Origin Stories Needed
How did you get started in the gear trade? We are interested in sharing your “origin story” as a way of helping human resource departments learn to look outside the traditional pathways for upcoming talent. Submit your 300 to 500 word account. Do not worry about how “rough” it is; that is why we have such great editors. Send via e-mail to firstname.lastname@example.org.
I spent an interesting week out in “the field” teaching about gears, bearings, and gearboxes. If you think you really understand a topic, try teaching it to a room full of strangers! There are few things I enjoy more than talking about gears though, so here are a few observations and lessons learned:
1. No one likes to sit still for more than 45 or 50 minutes; frequent breaks help everyone stay focused.
2. Nothing is more embarrassing than a PowerPoint slide with a dumb typo in it.
3. Fortunately, a PowerPoint slide only holds anyone’s attention for about 2 minutes. Still, have someone who was not involved with making the slides proofread them.
4. A slide show gets “old” fast without handouts or some hands-on exhibits to pass around.
5. Questions from the class enrich the program; it also indicates you did not put all of them to sleep yet.
6. Not all audiences are created equal; tune your presentation to meet the interests of your specific group.
7. Sometimes a student can add a unique point-of-view to the class.
8. Do not get upset if question-and-answer time steers the program “off course.” Enjoy the interaction and take it as evidence that the students were listening to you.
As a veteran of four AGMA Fall Technical Meeting presentations, numerous sales pitches, and more in-house training classes than I care to remember, I still learn something every time I get behind the podium. Engineers are notoriously wary of public speaking, yet complain when their careers stall out.
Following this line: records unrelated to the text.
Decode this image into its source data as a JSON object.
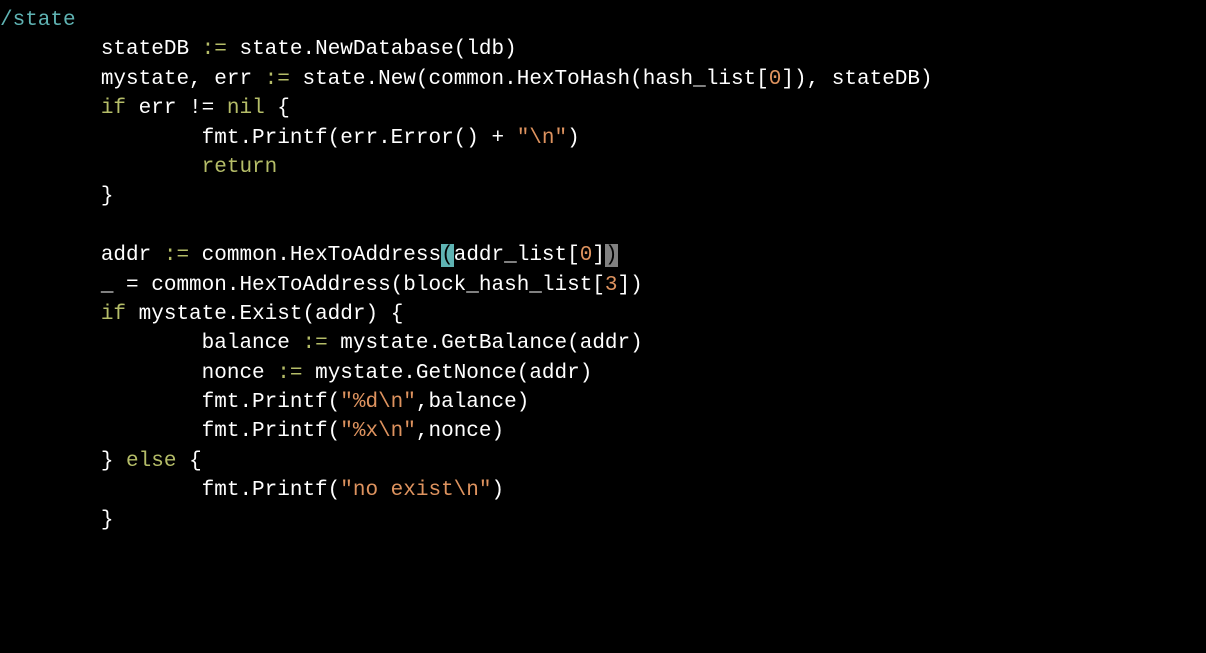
{
  "status": {
    "path": "/state"
  },
  "code": {
    "l1": {
      "a": "stateDB ",
      "b": ":=",
      "c": " state.NewDatabase(ldb)"
    },
    "l2": {
      "a": "mystate, err ",
      "b": ":=",
      "c": " state.New(common.HexToHash(hash_list[",
      "d": "0",
      "e": "]), stateDB)"
    },
    "l3": {
      "a": "if",
      "b": " err != ",
      "c": "nil",
      "d": " {"
    },
    "l4": {
      "a": "fmt.Printf(err.Error() + ",
      "b": "\"\\n\"",
      "c": ")"
    },
    "l5": {
      "a": "return"
    },
    "l6": {
      "a": "}"
    },
    "l8": {
      "a": "addr ",
      "b": ":=",
      "c": " common.HexToAddress",
      "d": "(",
      "e": "addr_list[",
      "f": "0",
      "g": "]",
      "h": ")"
    },
    "l9": {
      "a": "_ = common.HexToAddress(block_hash_list[",
      "b": "3",
      "c": "])"
    },
    "l10": {
      "a": "if",
      "b": " mystate.Exist(addr) {"
    },
    "l11": {
      "a": "balance ",
      "b": ":=",
      "c": " mystate.GetBalance(addr)"
    },
    "l12": {
      "a": "nonce ",
      "b": ":=",
      "c": " mystate.GetNonce(addr)"
    },
    "l13": {
      "a": "fmt.Printf(",
      "b": "\"%d\\n\"",
      "c": ",balance)"
    },
    "l14": {
      "a": "fmt.Printf(",
      "b": "\"%x\\n\"",
      "c": ",nonce)"
    },
    "l15": {
      "a": "} ",
      "b": "else",
      "c": " {"
    },
    "l16": {
      "a": "fmt.Printf(",
      "b": "\"no exist\\n\"",
      "c": ")"
    },
    "l17": {
      "a": "}"
    }
  }
}
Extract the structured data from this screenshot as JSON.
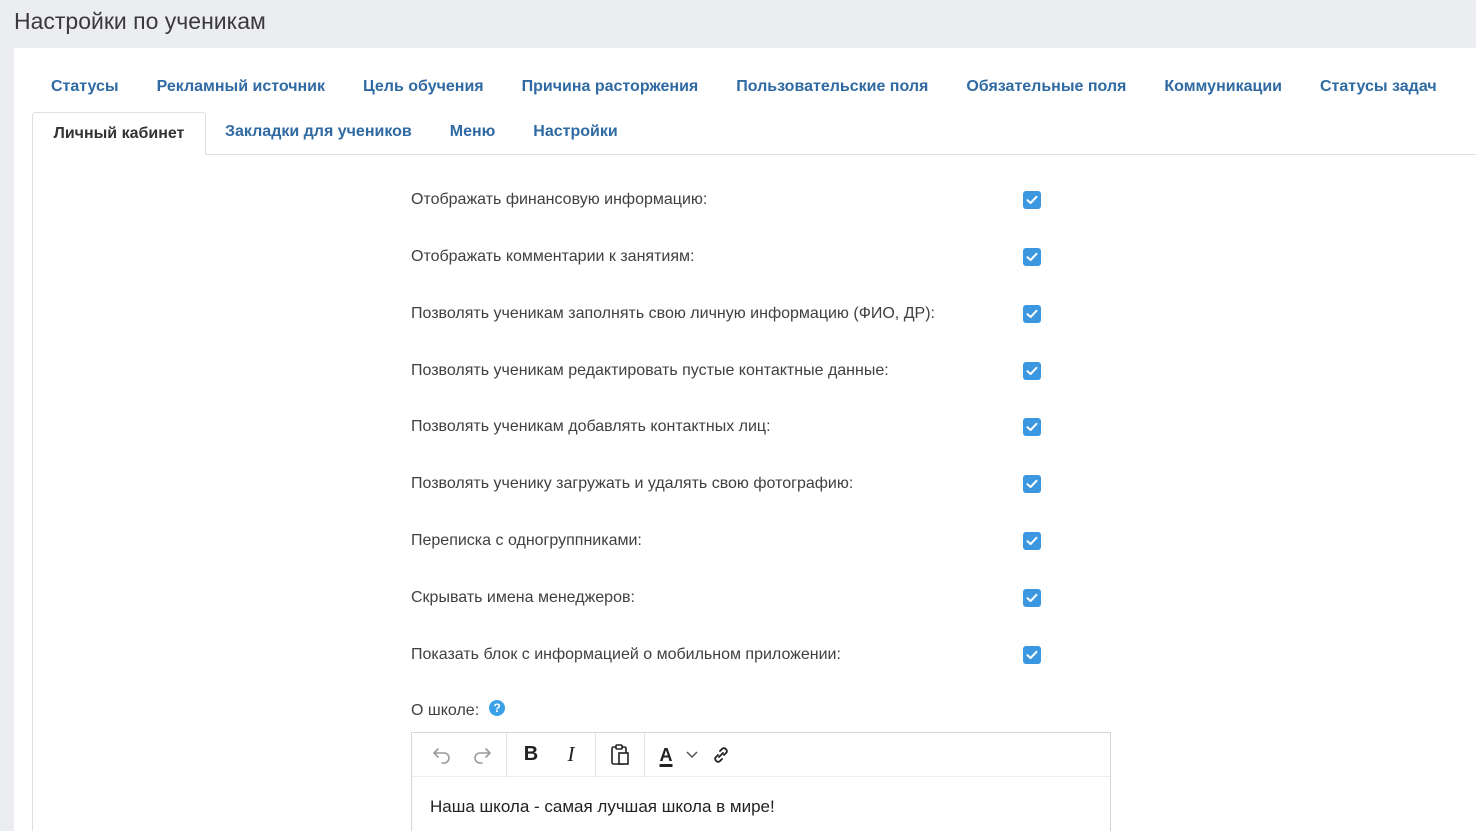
{
  "page": {
    "title": "Настройки по ученикам"
  },
  "tabs_row1": [
    "Статусы",
    "Рекламный источник",
    "Цель обучения",
    "Причина расторжения",
    "Пользовательские поля",
    "Обязательные поля",
    "Коммуникации",
    "Статусы задач"
  ],
  "active_tab": "Личный кабинет",
  "tabs_row2": [
    "Закладки для учеников",
    "Меню",
    "Настройки"
  ],
  "settings": [
    {
      "label": "Отображать финансовую информацию:",
      "checked": true
    },
    {
      "label": "Отображать комментарии к занятиям:",
      "checked": true
    },
    {
      "label": "Позволять ученикам заполнять свою личную информацию (ФИО, ДР):",
      "checked": true
    },
    {
      "label": "Позволять ученикам редактировать пустые контактные данные:",
      "checked": true
    },
    {
      "label": "Позволять ученикам добавлять контактных лиц:",
      "checked": true
    },
    {
      "label": "Позволять ученику загружать и удалять свою фотографию:",
      "checked": true
    },
    {
      "label": "Переписка с одногруппниками:",
      "checked": true
    },
    {
      "label": "Скрывать имена менеджеров:",
      "checked": true
    },
    {
      "label": "Показать блок с информацией о мобильном приложении:",
      "checked": true
    }
  ],
  "about": {
    "label": "О школе:",
    "help_glyph": "?",
    "content": "Наша школа - самая лучшая школа в мире!"
  },
  "toolbar": {
    "bold": "B",
    "italic": "I",
    "text_color": "A"
  },
  "colors": {
    "accent": "#3b97e0",
    "tab_text": "#2f6aa3"
  }
}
To paraphrase that old Sunday School standard, “Don’t hide your light under a slide show.” Let your passion for your work shine through in your words, your graphics, and your voice. You might be surprised at the response.